Wednesday, March 19, 2008

Using the right words

When people first find out that I speak more than one language, I often get asked "Don't you get confused?"

It's as if the fact that I speak two languages is a hardship. Actually, quite the opposite is true. It's a gift. Having a second vocabulary opens up the world to me, it doesn't shrink it.

I admit, when I was a kid, I did sometimes mix my languages.
Notice I didn't say mix UP.
I combined them not, because I was confused, but because I was choosing just the right word that fit the meaning I wanted to convey. And sometimes that word happened to be in a different language than the one I started my sentence in!
Luckily, my parents pretty quickly made it clear: "Finish your sentence in the same language you started it in!" It was another exercise in finding the right word in the particular language I was speaking in.

Now, some languages are just more precise in certain concepts than others are. Take the Inuit who have over 200 words for our word "snow," describing all its different facets.

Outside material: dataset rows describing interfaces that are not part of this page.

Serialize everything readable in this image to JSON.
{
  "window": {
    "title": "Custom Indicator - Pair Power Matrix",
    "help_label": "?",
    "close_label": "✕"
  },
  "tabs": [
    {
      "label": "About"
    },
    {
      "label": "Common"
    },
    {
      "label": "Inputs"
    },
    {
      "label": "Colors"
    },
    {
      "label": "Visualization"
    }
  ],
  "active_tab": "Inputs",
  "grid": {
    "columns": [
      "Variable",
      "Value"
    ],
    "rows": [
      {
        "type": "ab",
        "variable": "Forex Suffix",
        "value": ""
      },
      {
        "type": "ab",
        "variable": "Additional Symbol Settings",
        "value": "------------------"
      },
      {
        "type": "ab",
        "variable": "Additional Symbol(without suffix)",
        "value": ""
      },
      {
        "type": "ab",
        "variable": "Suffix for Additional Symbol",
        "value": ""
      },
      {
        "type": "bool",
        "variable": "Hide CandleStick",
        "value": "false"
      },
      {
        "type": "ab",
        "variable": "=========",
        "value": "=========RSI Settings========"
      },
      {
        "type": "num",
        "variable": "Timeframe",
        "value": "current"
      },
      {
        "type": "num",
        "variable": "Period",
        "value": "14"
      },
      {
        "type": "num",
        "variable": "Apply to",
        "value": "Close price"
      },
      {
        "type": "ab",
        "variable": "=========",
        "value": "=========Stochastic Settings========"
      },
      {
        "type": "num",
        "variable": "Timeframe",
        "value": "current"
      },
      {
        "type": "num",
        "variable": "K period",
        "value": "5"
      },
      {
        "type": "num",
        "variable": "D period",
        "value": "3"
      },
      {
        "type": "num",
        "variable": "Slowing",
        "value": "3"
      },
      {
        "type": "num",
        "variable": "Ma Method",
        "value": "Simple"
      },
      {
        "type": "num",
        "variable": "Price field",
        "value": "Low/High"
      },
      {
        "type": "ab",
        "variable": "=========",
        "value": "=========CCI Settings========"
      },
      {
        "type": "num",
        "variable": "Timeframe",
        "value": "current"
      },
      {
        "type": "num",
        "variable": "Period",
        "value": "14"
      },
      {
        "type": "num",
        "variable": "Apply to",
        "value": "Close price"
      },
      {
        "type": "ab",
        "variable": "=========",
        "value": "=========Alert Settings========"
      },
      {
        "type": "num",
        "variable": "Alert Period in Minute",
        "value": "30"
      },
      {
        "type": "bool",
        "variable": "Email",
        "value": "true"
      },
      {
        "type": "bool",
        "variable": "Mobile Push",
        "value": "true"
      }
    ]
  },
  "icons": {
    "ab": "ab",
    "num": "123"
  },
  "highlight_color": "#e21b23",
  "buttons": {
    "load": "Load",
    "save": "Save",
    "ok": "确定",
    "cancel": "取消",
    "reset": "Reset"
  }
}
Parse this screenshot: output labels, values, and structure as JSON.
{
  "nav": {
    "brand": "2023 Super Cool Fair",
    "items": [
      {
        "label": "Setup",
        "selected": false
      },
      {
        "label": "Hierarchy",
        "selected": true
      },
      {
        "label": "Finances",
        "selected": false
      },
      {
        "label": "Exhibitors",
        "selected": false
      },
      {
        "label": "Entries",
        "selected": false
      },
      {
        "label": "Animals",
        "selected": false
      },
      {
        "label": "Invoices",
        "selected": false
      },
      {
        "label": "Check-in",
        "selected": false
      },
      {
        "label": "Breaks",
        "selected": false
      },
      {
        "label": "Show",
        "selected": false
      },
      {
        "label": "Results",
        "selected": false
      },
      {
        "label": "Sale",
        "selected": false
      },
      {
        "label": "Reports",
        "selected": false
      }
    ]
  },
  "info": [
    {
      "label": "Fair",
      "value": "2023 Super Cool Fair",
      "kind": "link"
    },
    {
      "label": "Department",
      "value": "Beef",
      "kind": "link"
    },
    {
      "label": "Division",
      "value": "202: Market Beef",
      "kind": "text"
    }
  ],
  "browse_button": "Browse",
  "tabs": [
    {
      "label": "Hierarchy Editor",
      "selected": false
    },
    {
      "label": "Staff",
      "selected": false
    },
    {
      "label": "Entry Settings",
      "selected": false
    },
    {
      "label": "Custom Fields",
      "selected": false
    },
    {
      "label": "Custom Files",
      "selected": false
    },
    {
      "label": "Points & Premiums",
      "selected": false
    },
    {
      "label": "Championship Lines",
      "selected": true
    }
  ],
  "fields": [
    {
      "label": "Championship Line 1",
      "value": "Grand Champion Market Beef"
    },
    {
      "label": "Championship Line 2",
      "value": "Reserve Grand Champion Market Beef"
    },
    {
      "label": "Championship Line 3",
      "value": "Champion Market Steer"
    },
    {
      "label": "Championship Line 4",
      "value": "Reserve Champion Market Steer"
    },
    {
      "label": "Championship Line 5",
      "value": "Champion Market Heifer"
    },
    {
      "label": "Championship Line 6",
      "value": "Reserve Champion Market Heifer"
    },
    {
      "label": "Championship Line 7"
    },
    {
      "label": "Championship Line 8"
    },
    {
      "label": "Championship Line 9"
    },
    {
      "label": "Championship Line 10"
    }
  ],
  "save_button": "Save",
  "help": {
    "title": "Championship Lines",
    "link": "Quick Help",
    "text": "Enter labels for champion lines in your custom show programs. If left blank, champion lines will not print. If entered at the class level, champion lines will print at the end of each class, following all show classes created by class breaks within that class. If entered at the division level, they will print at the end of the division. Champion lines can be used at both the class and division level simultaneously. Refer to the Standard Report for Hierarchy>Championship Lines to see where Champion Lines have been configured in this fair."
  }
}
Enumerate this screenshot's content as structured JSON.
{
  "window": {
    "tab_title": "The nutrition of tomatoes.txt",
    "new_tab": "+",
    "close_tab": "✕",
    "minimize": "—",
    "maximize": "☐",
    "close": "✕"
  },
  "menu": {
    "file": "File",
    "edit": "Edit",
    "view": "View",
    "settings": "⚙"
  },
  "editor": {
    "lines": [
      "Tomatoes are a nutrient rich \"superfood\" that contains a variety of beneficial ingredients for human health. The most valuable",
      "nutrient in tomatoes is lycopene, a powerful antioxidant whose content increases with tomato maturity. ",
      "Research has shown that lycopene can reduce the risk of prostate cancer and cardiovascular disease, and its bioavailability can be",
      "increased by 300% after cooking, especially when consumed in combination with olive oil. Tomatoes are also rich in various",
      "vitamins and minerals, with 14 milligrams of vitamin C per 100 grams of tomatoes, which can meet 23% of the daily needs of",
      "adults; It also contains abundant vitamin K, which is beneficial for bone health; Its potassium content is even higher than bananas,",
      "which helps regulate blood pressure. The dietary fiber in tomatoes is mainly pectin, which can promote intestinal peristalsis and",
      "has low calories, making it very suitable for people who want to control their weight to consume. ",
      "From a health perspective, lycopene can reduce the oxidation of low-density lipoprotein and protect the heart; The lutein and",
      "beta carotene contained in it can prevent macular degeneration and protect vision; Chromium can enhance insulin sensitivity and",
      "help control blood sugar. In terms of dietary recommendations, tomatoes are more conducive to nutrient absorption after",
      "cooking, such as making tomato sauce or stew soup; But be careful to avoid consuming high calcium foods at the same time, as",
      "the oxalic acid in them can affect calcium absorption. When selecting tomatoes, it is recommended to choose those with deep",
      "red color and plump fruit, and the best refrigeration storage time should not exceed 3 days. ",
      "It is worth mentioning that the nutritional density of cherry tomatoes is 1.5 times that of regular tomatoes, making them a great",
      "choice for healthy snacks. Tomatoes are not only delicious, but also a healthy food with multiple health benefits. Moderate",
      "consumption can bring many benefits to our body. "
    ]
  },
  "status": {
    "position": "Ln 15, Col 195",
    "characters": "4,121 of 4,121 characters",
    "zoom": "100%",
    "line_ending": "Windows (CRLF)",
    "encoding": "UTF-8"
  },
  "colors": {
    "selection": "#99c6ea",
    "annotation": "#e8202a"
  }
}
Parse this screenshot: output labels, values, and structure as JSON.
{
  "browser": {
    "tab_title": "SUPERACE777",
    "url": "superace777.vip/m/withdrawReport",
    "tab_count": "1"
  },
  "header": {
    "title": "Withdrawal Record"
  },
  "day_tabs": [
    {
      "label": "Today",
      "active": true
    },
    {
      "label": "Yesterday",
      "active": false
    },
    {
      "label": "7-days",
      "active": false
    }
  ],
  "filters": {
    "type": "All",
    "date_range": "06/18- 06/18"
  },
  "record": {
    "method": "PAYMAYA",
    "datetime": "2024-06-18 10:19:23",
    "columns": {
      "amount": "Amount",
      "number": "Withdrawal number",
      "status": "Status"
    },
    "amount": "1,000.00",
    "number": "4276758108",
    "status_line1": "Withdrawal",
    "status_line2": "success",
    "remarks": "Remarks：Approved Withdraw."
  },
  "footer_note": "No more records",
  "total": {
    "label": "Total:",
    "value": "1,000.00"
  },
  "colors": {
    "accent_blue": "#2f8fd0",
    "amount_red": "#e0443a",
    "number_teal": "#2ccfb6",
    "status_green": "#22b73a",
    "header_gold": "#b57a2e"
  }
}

So what does this have to do with Voice Over?
A lot actually.
As a voice over artist, I work with words every day.
All types of words: silly words, sales words, medical words, technical words. They all convey a meaning.

My job is to bring that meaning to life.
As voice talent, we're not just reading, we're telling a story, and to do that well you need the right words.

This is not as obvious as it seems, especially when you're dealing with a script that was translated incorrectly.

I often record bilingual scripts - one version of the script in English, the second in French. Sometimes the translations leave something to be desired.

So here's my advise: If you need to have a script translated, use a professional translator.

Do not use "Sophie in HR" who happens speak French. Or "Maria in A/R" who happens to speak Spanish.

I speak French fluently, but when it comes to translations, if a client asks me for that service, I provide it by working closely with a professional translator to make sure that my client gets the best and most accurate script possible.

Yes, it makes my voicing of the script a lot easier.
But, more importantly, using the right words will make my client look and sound good to their clients. And happy clients are always a good thing!


Some Audio Guy said...

So funny,
It really speaks to how mono-linguistic we've become as "melting pot" Americans, that people would worry about being confused by "all the extra words" in your head. Kinda like 'Amedeus', "Just too many notes".

The translation tips are excellent. I can't tell you how many Spanish Radio spots I've had to audition off of babelfish translations. Bad news...

Liz de Nesnera said...

Thanks for stopping by!
If only I were as talented as Mozart! ;-)

OH! I agree, those computer translations are the WORST!!!! Computers are great, but just like VO, translation is as much art as science, and machines haven't "quite" gotten there yet! ;-)